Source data
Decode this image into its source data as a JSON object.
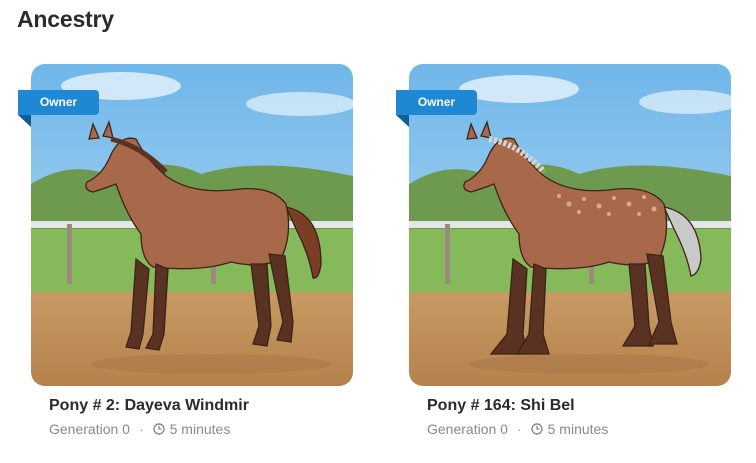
{
  "section": {
    "title": "Ancestry"
  },
  "owner_badge_label": "Owner",
  "colors": {
    "badge": "#1e88d4",
    "badge_fold": "#0f5f96",
    "title": "#2b2b2b",
    "meta": "#8a8a8a"
  },
  "ponies": [
    {
      "name": "Pony # 2: Dayeva Windmir",
      "generation": "Generation 0",
      "time": "5 minutes",
      "image": "horse-bay-plain"
    },
    {
      "name": "Pony # 164: Shi Bel",
      "generation": "Generation 0",
      "time": "5 minutes",
      "image": "horse-bay-roan-feathered"
    }
  ]
}
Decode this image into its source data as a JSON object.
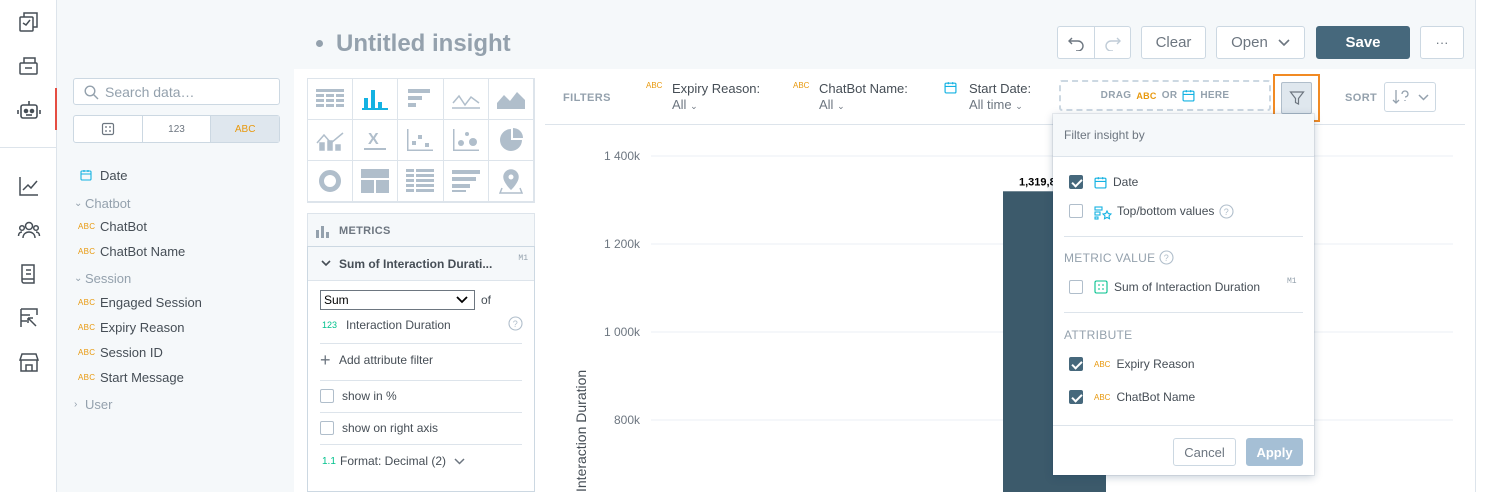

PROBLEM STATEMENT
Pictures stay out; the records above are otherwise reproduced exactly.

TASK SOLUTION
Decode this image into its source data as a JSON object.
{
  "section": {
    "title": "Ancestry"
  },
  "owner_badge_label": "Owner",
  "colors": {
    "badge": "#1e88d4",
    "badge_fold": "#0f5f96",
    "title": "#2b2b2b",
    "meta": "#8a8a8a"
  },
  "ponies": [
    {
      "name": "Pony # 2: Dayeva Windmir",
      "generation": "Generation 0",
      "time": "5 minutes",
      "image": "horse-bay-plain"
    },
    {
      "name": "Pony # 164: Shi Bel",
      "generation": "Generation 0",
      "time": "5 minutes",
      "image": "horse-bay-roan-feathered"
    }
  ]
}
Decode this image into its source data as a JSON object.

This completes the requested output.